#### [Problem to solve]
A single number is the whole answer: the tally of lines in the data below that include the word "secret".

Interface dataset entries:
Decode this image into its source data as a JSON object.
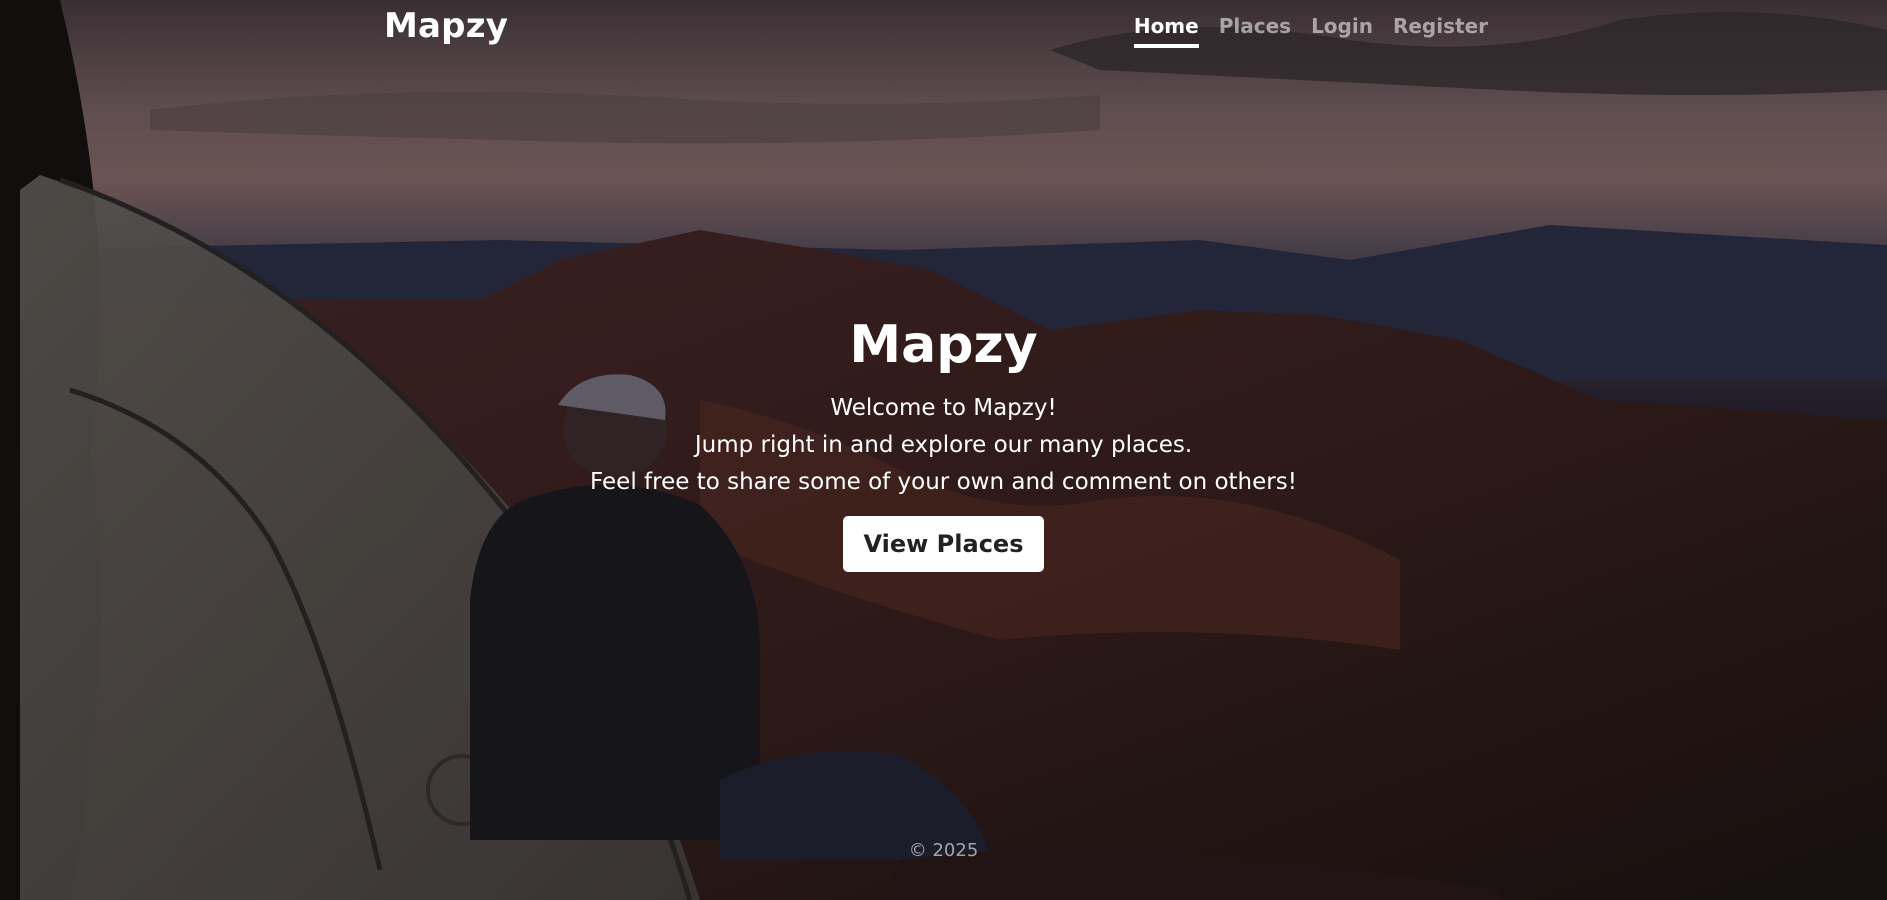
{
  "navbar": {
    "brand": "Mapzy",
    "links": [
      {
        "label": "Home",
        "active": true
      },
      {
        "label": "Places",
        "active": false
      },
      {
        "label": "Login",
        "active": false
      },
      {
        "label": "Register",
        "active": false
      }
    ]
  },
  "hero": {
    "title": "Mapzy",
    "lines": [
      "Welcome to Mapzy!",
      "Jump right in and explore our many places.",
      "Feel free to share some of your own and comment on others!"
    ],
    "button_label": "View Places"
  },
  "footer": {
    "text": "© 2025"
  },
  "colors": {
    "overlay": "#000000",
    "button_bg": "#ffffff",
    "button_text": "#222222"
  }
}
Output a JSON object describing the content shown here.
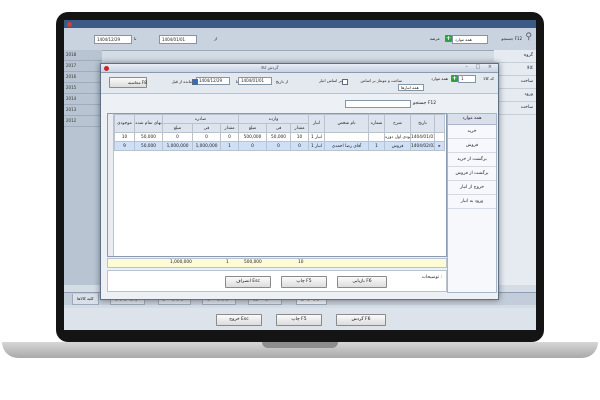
{
  "background": {
    "toolbar": {
      "search_label": "جستجو F12",
      "field_label": "عرضه",
      "from_date": "1404/01/01",
      "to_date": "1404/12/29",
      "from_label": "از",
      "to_label": "تا",
      "find_label": "یافتن"
    },
    "left_column": [
      "2018",
      "2017",
      "2016",
      "2015",
      "2014",
      "2013",
      "2012"
    ],
    "right_list": [
      "گروه",
      "کالا",
      "ساخت",
      "ورود",
      "ساخت"
    ],
    "tabs": [
      "کلیه کالاها",
      "دارایی موجودی",
      "موجودی صفر",
      "موجودی منفی",
      "کالاهای کسری",
      "دارای گردش"
    ],
    "buttons": {
      "exit": "خروج Esc",
      "print": "چاپ F5",
      "report": "گردش F6"
    }
  },
  "dialog": {
    "title": "گردش کالا",
    "window_controls": "– □ ×",
    "toolbar": {
      "goods_code_label": "کد کالا",
      "goods_code_value": "1",
      "all_label": "همه موارد",
      "inventory_button": "محاسبه F8",
      "show_label": "ساخت و مونتاژ بر اساس",
      "all_warehouses": "همه انبارها",
      "from_date_label": "از تاریخ",
      "from_date": "1404/01/01",
      "to_date_label": "تا",
      "to_date": "1404/12/29",
      "before_label": "مانده از قبل",
      "based_on_label": "بر اساس انبار"
    },
    "search_label": "جستجو F12",
    "side_panel": {
      "header": "همه موارد",
      "items": [
        "خرید",
        "فروش",
        "برگشت از خرید",
        "برگشت از فروش",
        "خروج از انبار",
        "ورود به انبار"
      ]
    },
    "grid": {
      "group_headers": {
        "incoming": "وارده",
        "outgoing": "صادره"
      },
      "columns": [
        "موجودی",
        "بهای تمام شده",
        "مبلغ",
        "فی",
        "مقدار",
        "مبلغ",
        "فی",
        "مقدار",
        "انبار",
        "نام شخص",
        "شماره",
        "شرح",
        "تاریخ"
      ],
      "rows": [
        {
          "balance": "10",
          "cost": "50,000",
          "out_amount": "0",
          "out_price": "0",
          "out_qty": "0",
          "in_amount": "500,000",
          "in_price": "50,000",
          "in_qty": "10",
          "warehouse": "انبار 1",
          "person": "",
          "number": "",
          "desc": "موجودی اول دوره",
          "date": "1404/01/01"
        },
        {
          "balance": "9",
          "cost": "50,000",
          "out_amount": "1,000,000",
          "out_price": "1,000,000",
          "out_qty": "1",
          "in_amount": "0",
          "in_price": "0",
          "in_qty": "0",
          "warehouse": "انبار 1",
          "person": "آقای رضا احمدی",
          "number": "1",
          "desc": "فروش",
          "date": "1404/02/02"
        }
      ],
      "totals": {
        "out_amount": "1,000,000",
        "out_qty": "1",
        "in_amount": "500,000",
        "in_qty": "10"
      }
    },
    "notes_label": "توضیحات :",
    "buttons": {
      "exit": "انصراف Esc",
      "print": "چاپ F5",
      "refresh": "بازیابی F6"
    }
  }
}
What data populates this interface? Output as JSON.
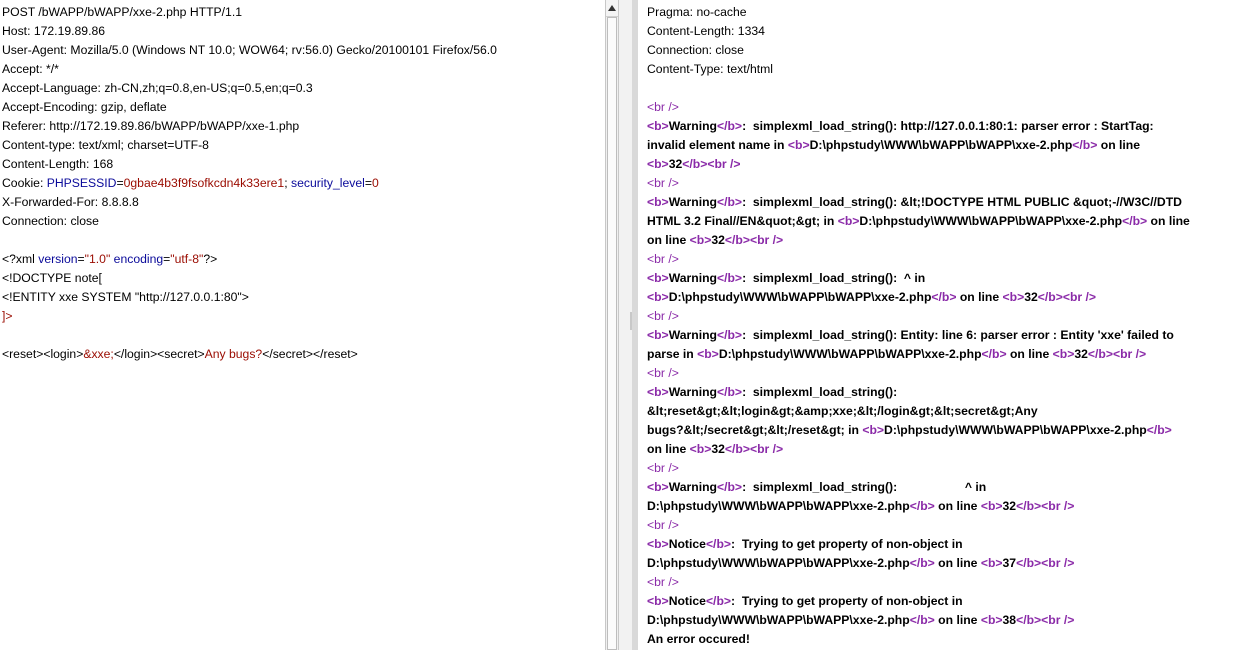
{
  "request": {
    "request_line": "POST /bWAPP/bWAPP/xxe-2.php HTTP/1.1",
    "headers": [
      {
        "name": "Host",
        "value": "172.19.89.86"
      },
      {
        "name": "User-Agent",
        "value": "Mozilla/5.0 (Windows NT 10.0; WOW64; rv:56.0) Gecko/20100101 Firefox/56.0"
      },
      {
        "name": "Accept",
        "value": "*/*"
      },
      {
        "name": "Accept-Language",
        "value": "zh-CN,zh;q=0.8,en-US;q=0.5,en;q=0.3"
      },
      {
        "name": "Accept-Encoding",
        "value": "gzip, deflate"
      },
      {
        "name": "Referer",
        "value": "http://172.19.89.86/bWAPP/bWAPP/xxe-1.php"
      },
      {
        "name": "Content-type",
        "value": "text/xml; charset=UTF-8"
      },
      {
        "name": "Content-Length",
        "value": "168"
      }
    ],
    "cookie": {
      "label": "Cookie",
      "k1": "PHPSESSID",
      "v1": "0gbae4b3f9fsofkcdn4k33ere1",
      "k2": "security_level",
      "v2": "0"
    },
    "headers2": [
      {
        "name": "X-Forwarded-For",
        "value": "8.8.8.8"
      },
      {
        "name": "Connection",
        "value": "close"
      }
    ],
    "xml_decl": {
      "start": "<?xml ",
      "a1": "version",
      "v1": "\"1.0\"",
      "a2": "encoding",
      "v2": "\"utf-8\"",
      "end": "?>"
    },
    "doctype": "<!DOCTYPE note[",
    "entity": "<!ENTITY xxe SYSTEM \"http://127.0.0.1:80\">",
    "doctype_close": "]>",
    "body": {
      "open": "<reset><login>",
      "entity_ref": "&xxe;",
      "mid": "</login><secret>",
      "secret": "Any bugs?",
      "close": "</secret></reset>"
    }
  },
  "response": {
    "headers": [
      "Pragma: no-cache",
      "Content-Length: 1334",
      "Connection: close",
      "Content-Type: text/html"
    ],
    "br": "<br />",
    "b_open": "<b>",
    "b_close": "</b>",
    "warn": "Warning",
    "notice": "Notice",
    "sep": ":",
    "on_line": " on line ",
    "msgs": {
      "m1a": "  simplexml_load_string(): http://127.0.0.1:80:1: parser error : StartTag:",
      "m1b": "invalid element name in ",
      "m2a": "  simplexml_load_string(): &lt;!DOCTYPE HTML PUBLIC &quot;-//W3C//DTD",
      "m2b": "HTML 3.2 Final//EN&quot;&gt; in ",
      "m3a": "  simplexml_load_string():  ^ in",
      "m4a": "  simplexml_load_string(): Entity: line 6: parser error : Entity 'xxe' failed to",
      "m4b": "parse in ",
      "m5a": "  simplexml_load_string():",
      "m5b": "&lt;reset&gt;&lt;login&gt;&amp;xxe;&lt;/login&gt;&lt;secret&gt;Any",
      "m5c": "bugs?&lt;/secret&gt;&lt;/reset&gt; in ",
      "m6a": "  simplexml_load_string():                    ^ in",
      "n1a": "  Trying to get property of non-object in"
    },
    "path": "D:\\phpstudy\\WWW\\bWAPP\\bWAPP\\xxe-2.php",
    "lines": {
      "l32": "32",
      "l37": "37",
      "l38": "38"
    },
    "on_line_short": "on line ",
    "final": "An error occured!"
  }
}
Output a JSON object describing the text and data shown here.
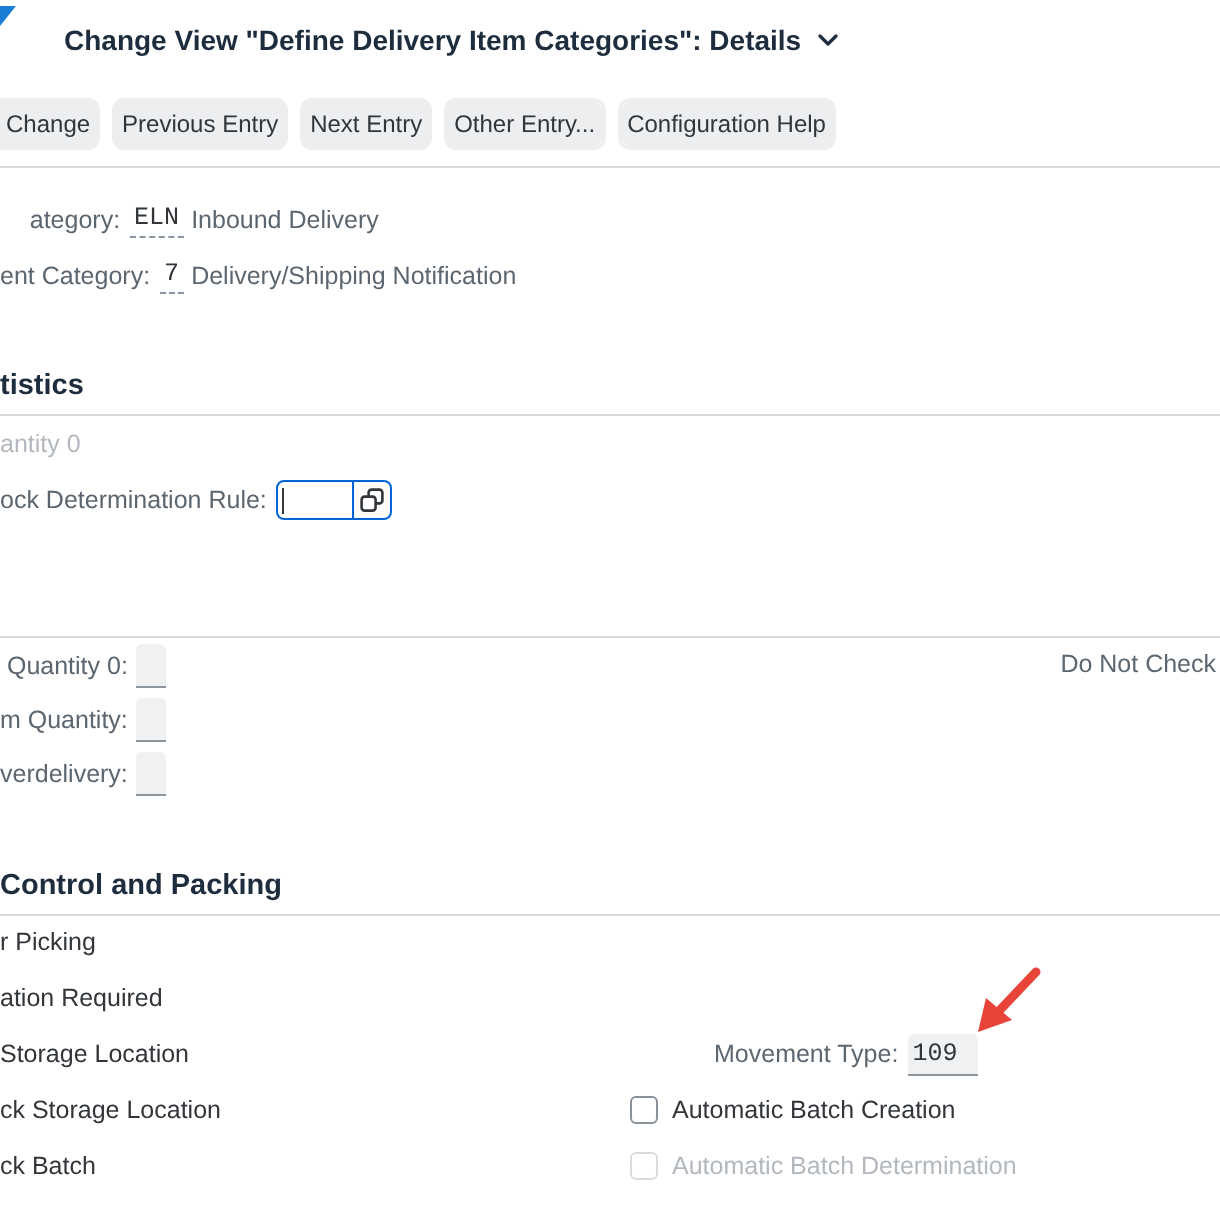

#### [Answer section]
5